--- Records provided Enclosed Below ---
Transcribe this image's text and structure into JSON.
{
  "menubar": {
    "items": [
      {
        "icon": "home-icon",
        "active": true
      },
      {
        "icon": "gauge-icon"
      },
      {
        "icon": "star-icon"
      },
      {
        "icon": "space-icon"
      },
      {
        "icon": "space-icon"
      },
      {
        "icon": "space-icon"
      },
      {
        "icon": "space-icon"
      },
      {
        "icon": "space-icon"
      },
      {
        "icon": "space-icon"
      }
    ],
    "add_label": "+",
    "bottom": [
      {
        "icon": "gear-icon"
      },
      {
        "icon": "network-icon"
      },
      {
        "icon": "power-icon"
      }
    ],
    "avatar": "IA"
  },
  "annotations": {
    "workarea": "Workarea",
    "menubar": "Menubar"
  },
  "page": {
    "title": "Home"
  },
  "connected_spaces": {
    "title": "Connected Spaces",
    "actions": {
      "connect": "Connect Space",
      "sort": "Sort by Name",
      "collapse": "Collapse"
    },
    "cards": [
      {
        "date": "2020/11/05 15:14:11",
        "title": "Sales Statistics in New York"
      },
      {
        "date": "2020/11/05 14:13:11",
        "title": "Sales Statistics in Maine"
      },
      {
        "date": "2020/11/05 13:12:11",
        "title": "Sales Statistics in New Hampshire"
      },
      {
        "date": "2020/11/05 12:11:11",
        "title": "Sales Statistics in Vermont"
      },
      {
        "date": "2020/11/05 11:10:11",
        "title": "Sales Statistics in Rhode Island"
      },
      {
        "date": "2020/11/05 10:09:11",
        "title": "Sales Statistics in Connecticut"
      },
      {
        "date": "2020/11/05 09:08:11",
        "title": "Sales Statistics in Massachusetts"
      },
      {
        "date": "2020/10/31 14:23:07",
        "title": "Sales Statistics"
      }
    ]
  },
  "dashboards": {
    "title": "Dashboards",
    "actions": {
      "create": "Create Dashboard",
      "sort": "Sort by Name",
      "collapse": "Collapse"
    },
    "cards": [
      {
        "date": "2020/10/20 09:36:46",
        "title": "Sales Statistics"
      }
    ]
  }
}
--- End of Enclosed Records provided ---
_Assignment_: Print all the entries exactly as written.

_Answer space_:
Transcribe this image's text and structure into JSON.
{
  "menubar": {
    "items": [
      {
        "icon": "home-icon",
        "active": true
      },
      {
        "icon": "gauge-icon"
      },
      {
        "icon": "star-icon"
      },
      {
        "icon": "space-icon"
      },
      {
        "icon": "space-icon"
      },
      {
        "icon": "space-icon"
      },
      {
        "icon": "space-icon"
      },
      {
        "icon": "space-icon"
      },
      {
        "icon": "space-icon"
      }
    ],
    "add_label": "+",
    "bottom": [
      {
        "icon": "gear-icon"
      },
      {
        "icon": "network-icon"
      },
      {
        "icon": "power-icon"
      }
    ],
    "avatar": "IA"
  },
  "annotations": {
    "workarea": "Workarea",
    "menubar": "Menubar"
  },
  "page": {
    "title": "Home"
  },
  "connected_spaces": {
    "title": "Connected Spaces",
    "actions": {
      "connect": "Connect Space",
      "sort": "Sort by Name",
      "collapse": "Collapse"
    },
    "cards": [
      {
        "date": "2020/11/05 15:14:11",
        "title": "Sales Statistics in New York"
      },
      {
        "date": "2020/11/05 14:13:11",
        "title": "Sales Statistics in Maine"
      },
      {
        "date": "2020/11/05 13:12:11",
        "title": "Sales Statistics in New Hampshire"
      },
      {
        "date": "2020/11/05 12:11:11",
        "title": "Sales Statistics in Vermont"
      },
      {
        "date": "2020/11/05 11:10:11",
        "title": "Sales Statistics in Rhode Island"
      },
      {
        "date": "2020/11/05 10:09:11",
        "title": "Sales Statistics in Connecticut"
      },
      {
        "date": "2020/11/05 09:08:11",
        "title": "Sales Statistics in Massachusetts"
      },
      {
        "date": "2020/10/31 14:23:07",
        "title": "Sales Statistics"
      }
    ]
  },
  "dashboards": {
    "title": "Dashboards",
    "actions": {
      "create": "Create Dashboard",
      "sort": "Sort by Name",
      "collapse": "Collapse"
    },
    "cards": [
      {
        "date": "2020/10/20 09:36:46",
        "title": "Sales Statistics"
      }
    ]
  }
}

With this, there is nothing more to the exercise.